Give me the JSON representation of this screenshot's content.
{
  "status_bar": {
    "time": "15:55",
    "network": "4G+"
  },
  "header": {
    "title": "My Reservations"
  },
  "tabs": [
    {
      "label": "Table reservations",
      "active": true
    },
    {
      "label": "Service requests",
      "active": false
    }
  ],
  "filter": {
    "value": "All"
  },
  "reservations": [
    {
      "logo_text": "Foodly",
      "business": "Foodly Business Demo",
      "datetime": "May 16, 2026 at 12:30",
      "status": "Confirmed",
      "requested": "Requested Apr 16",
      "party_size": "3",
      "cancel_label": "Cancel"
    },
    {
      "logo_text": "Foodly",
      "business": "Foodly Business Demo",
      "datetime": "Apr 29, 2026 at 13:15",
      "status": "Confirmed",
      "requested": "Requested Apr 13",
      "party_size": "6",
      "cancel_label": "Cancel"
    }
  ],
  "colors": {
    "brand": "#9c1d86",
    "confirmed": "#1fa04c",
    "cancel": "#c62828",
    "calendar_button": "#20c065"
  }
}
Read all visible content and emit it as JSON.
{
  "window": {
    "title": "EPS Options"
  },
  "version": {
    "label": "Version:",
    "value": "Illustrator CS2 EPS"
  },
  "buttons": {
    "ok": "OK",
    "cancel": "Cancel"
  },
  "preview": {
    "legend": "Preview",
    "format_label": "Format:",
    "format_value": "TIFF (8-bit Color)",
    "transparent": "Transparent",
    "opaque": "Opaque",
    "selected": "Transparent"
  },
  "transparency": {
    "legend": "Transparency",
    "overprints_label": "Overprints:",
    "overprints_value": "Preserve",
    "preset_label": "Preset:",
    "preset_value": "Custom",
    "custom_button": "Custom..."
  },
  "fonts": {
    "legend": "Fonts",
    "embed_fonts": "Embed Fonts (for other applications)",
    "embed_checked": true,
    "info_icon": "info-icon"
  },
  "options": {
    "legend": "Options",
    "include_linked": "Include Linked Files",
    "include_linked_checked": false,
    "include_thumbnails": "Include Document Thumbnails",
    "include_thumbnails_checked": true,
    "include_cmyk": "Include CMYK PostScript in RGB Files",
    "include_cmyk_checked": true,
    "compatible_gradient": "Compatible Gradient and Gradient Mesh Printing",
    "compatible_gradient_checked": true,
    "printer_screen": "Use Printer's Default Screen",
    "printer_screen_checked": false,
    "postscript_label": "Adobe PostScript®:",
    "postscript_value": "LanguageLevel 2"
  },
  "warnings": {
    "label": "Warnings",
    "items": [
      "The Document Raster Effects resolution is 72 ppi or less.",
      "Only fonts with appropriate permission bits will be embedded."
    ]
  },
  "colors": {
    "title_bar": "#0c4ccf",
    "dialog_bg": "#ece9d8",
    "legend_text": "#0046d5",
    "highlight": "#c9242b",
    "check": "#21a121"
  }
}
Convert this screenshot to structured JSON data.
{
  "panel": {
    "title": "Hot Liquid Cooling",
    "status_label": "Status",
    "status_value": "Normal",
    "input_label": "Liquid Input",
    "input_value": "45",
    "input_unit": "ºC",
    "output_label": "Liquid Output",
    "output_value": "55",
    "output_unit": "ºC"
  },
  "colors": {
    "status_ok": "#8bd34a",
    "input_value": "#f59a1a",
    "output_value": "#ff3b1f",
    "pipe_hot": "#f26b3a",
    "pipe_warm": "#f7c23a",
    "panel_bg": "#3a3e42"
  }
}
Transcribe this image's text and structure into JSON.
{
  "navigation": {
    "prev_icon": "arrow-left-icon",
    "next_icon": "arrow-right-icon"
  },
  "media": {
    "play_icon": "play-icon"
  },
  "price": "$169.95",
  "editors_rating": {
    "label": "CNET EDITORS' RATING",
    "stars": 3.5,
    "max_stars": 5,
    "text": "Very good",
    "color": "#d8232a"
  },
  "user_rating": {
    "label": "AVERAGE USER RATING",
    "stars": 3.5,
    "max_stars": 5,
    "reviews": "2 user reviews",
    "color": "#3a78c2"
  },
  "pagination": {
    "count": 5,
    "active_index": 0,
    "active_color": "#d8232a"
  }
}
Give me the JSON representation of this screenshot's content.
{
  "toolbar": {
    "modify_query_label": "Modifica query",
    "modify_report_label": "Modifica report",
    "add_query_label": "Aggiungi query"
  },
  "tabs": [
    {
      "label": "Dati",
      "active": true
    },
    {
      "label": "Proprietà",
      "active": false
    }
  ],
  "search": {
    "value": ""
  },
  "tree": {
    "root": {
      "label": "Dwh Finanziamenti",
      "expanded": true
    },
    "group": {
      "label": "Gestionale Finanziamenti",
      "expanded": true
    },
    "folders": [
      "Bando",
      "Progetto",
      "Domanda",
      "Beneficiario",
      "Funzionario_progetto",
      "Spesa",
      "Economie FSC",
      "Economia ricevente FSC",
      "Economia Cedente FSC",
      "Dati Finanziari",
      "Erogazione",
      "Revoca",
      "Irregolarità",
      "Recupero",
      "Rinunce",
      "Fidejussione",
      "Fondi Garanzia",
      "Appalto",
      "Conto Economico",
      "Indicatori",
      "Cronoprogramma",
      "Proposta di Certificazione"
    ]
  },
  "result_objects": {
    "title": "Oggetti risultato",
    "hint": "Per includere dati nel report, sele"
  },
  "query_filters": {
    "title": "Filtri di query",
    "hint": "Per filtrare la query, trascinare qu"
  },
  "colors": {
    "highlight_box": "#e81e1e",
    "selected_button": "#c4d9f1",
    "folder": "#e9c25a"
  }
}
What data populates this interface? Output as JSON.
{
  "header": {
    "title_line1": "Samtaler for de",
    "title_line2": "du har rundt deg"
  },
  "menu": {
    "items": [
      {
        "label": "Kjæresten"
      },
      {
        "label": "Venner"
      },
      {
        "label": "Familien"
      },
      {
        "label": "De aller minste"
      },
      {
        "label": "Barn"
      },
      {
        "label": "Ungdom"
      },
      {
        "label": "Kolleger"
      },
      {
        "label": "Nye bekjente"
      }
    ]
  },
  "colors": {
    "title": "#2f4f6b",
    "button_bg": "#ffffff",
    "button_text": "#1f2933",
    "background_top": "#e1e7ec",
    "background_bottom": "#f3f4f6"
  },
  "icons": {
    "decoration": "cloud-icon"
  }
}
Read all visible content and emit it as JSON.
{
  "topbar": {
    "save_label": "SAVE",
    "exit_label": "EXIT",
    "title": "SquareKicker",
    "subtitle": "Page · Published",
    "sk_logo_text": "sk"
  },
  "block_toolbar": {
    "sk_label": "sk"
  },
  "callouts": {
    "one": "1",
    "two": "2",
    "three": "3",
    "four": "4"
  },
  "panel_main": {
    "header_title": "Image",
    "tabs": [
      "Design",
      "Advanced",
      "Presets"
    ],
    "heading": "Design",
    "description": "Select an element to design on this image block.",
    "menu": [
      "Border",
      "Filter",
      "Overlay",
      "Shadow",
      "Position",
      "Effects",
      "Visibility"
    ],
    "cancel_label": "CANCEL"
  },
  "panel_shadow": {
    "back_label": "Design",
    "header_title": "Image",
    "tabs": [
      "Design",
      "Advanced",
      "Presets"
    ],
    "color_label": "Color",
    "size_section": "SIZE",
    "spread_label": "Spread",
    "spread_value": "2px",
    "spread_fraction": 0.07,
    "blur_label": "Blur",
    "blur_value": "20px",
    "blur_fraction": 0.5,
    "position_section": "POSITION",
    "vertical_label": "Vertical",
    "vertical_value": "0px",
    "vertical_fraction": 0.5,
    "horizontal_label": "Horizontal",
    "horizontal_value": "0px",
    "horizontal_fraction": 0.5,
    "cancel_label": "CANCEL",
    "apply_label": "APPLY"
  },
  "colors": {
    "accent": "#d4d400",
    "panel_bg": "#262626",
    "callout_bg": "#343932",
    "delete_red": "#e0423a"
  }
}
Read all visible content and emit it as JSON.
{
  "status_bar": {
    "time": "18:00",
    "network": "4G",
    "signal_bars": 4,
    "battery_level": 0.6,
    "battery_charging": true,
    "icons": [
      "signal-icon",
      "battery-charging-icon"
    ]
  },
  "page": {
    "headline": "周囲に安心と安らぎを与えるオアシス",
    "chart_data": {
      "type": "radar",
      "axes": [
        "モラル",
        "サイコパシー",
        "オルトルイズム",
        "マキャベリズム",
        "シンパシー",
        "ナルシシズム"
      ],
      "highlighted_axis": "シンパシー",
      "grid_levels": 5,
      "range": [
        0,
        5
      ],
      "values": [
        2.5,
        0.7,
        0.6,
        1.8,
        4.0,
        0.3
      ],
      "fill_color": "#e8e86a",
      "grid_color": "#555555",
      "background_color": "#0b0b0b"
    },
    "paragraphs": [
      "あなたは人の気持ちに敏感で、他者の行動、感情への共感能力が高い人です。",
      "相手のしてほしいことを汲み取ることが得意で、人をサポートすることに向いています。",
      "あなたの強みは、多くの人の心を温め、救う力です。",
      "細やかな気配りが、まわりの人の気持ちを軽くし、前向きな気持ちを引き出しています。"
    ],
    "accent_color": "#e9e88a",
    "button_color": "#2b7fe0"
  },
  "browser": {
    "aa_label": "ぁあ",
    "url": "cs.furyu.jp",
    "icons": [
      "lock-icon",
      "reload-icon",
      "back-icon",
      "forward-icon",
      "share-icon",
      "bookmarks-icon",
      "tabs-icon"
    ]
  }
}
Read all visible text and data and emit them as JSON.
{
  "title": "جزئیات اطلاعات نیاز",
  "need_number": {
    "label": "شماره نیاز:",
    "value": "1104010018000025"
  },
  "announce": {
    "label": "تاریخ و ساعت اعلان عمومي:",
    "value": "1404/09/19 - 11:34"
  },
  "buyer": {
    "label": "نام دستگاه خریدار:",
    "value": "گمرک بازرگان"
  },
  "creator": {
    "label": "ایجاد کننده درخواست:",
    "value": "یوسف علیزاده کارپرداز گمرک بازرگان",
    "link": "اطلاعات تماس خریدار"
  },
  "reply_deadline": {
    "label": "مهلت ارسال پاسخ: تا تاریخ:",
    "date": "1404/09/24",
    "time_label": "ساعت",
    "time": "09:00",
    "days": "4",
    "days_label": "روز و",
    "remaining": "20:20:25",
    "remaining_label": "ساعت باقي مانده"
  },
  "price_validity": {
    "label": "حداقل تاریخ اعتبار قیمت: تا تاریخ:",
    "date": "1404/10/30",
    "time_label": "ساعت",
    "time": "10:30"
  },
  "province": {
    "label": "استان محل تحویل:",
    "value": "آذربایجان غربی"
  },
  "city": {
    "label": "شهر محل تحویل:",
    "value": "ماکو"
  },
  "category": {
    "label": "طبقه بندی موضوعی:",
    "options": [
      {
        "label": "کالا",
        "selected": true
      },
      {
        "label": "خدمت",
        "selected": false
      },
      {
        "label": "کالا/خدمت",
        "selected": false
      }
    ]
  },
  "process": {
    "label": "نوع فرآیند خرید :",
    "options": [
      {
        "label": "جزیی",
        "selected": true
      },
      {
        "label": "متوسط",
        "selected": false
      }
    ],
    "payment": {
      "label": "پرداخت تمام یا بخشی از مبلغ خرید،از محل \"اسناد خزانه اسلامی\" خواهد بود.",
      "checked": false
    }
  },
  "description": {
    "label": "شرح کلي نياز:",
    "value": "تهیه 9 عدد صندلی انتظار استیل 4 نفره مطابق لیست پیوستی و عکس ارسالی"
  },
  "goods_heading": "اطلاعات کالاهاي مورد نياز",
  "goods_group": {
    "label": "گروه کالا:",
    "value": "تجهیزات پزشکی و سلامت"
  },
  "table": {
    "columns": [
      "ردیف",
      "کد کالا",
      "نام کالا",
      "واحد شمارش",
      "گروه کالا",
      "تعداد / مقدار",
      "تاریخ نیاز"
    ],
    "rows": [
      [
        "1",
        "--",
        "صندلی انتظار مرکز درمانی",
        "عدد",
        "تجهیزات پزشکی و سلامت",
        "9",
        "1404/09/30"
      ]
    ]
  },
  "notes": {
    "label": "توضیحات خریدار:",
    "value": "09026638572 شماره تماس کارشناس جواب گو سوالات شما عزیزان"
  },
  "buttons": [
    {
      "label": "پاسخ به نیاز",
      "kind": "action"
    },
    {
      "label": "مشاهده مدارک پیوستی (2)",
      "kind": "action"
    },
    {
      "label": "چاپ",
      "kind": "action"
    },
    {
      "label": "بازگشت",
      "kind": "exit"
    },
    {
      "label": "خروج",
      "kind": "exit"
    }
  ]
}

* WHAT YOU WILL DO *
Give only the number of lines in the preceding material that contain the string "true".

* COMPLETED EXERCISE *
11